Find the nearest Landscapes & Nature in Cornwall
Our Landscape and Nature category brings all Coast Radar’s Cornwall listings related to looking for something to do or a place to visit together where they offer some form of the countryside or coast path based activity.
Finding the best things to see and do on a Cornwall day out with your family or friends is easy – simply explore the countryside or coast path activity links below, hit the jump to my location button or use the search bar to plan your next Cornwall activity.
- The coastal path passes through Polzeath in one direction to Rock, and in the other through New Polzeath, Pentire Point and along miles of stunning coastline. On the headland of The Rumps is the Iron-Age cliff castle. This fort with superb coastal vistas has a triple rampart and ditch system protecting the headland.
- Golitha Falls on The River Fowey are a set of waterfalls located to the south of Bodmin Moor.
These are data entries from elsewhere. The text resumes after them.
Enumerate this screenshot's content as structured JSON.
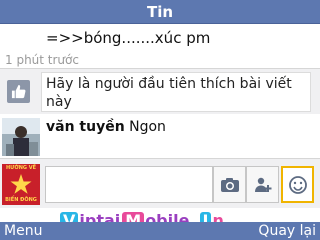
{
  "header": {
    "title": "Tin"
  },
  "post": {
    "body": "=>>bóng.......xúc pm",
    "time": "1 phút trước"
  },
  "like_row": {
    "icon": "thumbs-up-icon",
    "prompt": "Hãy là người đầu tiên thích bài viết này"
  },
  "comment": {
    "author": "văn tuyền",
    "text": "Ngon"
  },
  "compose": {
    "avatar_caption_top": "HƯỚNG VỀ",
    "avatar_caption_bottom": "BIỂN ĐÔNG",
    "tools": [
      "camera-icon",
      "tag-friend-icon",
      "emoji-icon"
    ]
  },
  "watermark": {
    "parts": [
      "V",
      "iptai",
      "M",
      "obile",
      ".",
      "I",
      "n"
    ]
  },
  "softkeys": {
    "left": "Menu",
    "right": "Quay lại"
  },
  "colors": {
    "bar": "#5d78b0",
    "accent": "#f0b400",
    "flag_red": "#c8202a"
  }
}
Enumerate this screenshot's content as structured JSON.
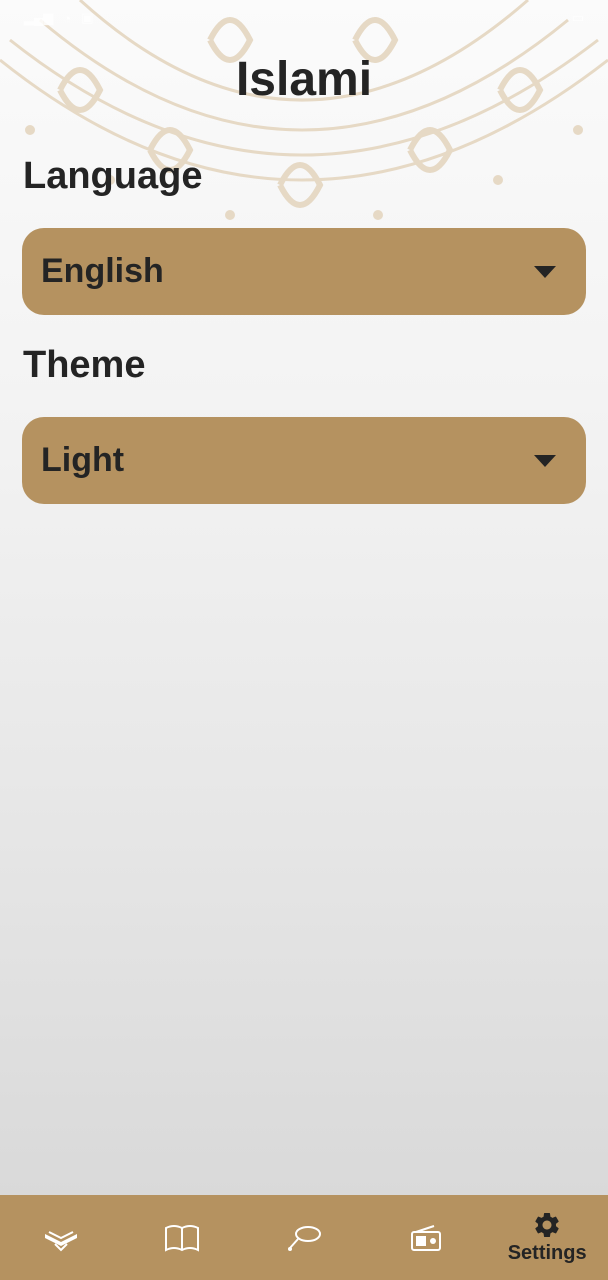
{
  "app": {
    "title": "Islami"
  },
  "settings": {
    "language": {
      "label": "Language",
      "selected": "English"
    },
    "theme": {
      "label": "Theme",
      "selected": "Light"
    }
  },
  "bottom_nav": {
    "items": [
      {
        "icon": "quran-icon",
        "label": ""
      },
      {
        "icon": "hadith-book-icon",
        "label": ""
      },
      {
        "icon": "sebha-icon",
        "label": ""
      },
      {
        "icon": "radio-icon",
        "label": ""
      },
      {
        "icon": "gear-icon",
        "label": "Settings",
        "active": true
      }
    ]
  },
  "colors": {
    "accent": "#b59260",
    "text": "#242424",
    "inactive_icon": "#ffffff"
  }
}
There is a 1-3-mile (4.8 km) riverside walk, from the visitor car park. The River Fowey descends through a wooded granite gorge, most of which is now a National Nature Reserve.
- Dodman Point is a 400-foot (120 m) high headland that was once an Iron Age promontory fort. At its seaward end is a large granite cross, erected to help protect shipping from this headland. It is mentioned in the shanty Spanish Ladies. Below the large stone cross, there is a way down to the bottom of the small cliffs and there is some climbing there on the faces. Mainly bouldering as it is rarely climbed and so there are no fixed anchor points.
- St Agnes Head is on Cornwall’s north Atlantic Ocean coast and part of the St Agnes Heritage Coast that stretches from Godrevy Head in the south to St Agnes Head. At their height about 100 mines employed 1000 miners across this dramatic coastal landscape. Mining came to an end in the 1920s and many of these mines are still on view for tourists today. For more information visit the St Agnes Head National Trust website
- Trewithen is a private estate that has been home to the same family for more than 300 years boasting one of the loveliest gardens in England. An International Camellia Garden of Excellence, Trewithen’s horticulture, trees, intriguing pathways and unexpected treasures are both memorable and exceptional. The Gardens and House are open from March 1st to June 30th plus August Bank Holiday Monday. Due to the limited opening prior booking is recommended.
- St Michael’s Mount, a rocky island crowned with medieval church and castle. One of England’s most famous and dramatic coastal attractions. The oldest surviving buildings date from the 12th century, when a Benedictine priory was founded here. Accessible on foot at low tide across a causeway, at other times it is reached by a short boat trip. The island is managed by the National Trust and includes cafe/restaurant and shop. The gardens have limited opening times as they can’t cope with the large amount of summer visitors, see the National Trust website for more information.
- Tregothnan has been home to the Boscawen family since 1334. and has the largest historic botanical garden in Cornwall. In particular, Tregothnan began supplying Britain’s first homegrown tea in 2005. Tregothnan is a private garden and tours by appointment only 24 hours notice required. Shop open to the public Monday to Friday.
- St George’s Island is also known as Looe Island, a small island about a mile offshore from Looe in Cornwall. Owned and managed by the Cornwall Wildlife Trust charity. The Island is approx. 22.5 acres (9 ha) in area and a mile (1.6 km) in circumference with the highest point being only 47 metres (154 ft). The landing fees and other income is devoted to conserving the island’s natural beauty and providing facilities. Open during the summer to day visitors arriving by the Trust’s boat from Looe. A small visitor centre can provide you with a self-guided trail map.
- Tresco Abbey Gardens are located over 17 acres on the island of Tresco in the Isles of Scilly. The gardens were established in the nineteenth-century by Augustus Smith. At the entrance to the garden is the Visitor Centre with a gift shop, a cafeteria and a history room.
- Bodmin Beacon Local Nature Reserve covers some 87 acres of traditionally managed farmland, public space and community woodland. The reserve has a range of paths that criss-cross the area and woodland. The Beacon is a rounded hill and at its highest point of 162m has the 44m monument to Sir Walter Raleigh Gilbert built in 1857. The reserve has a small car park and picnic area but no toilet facilities.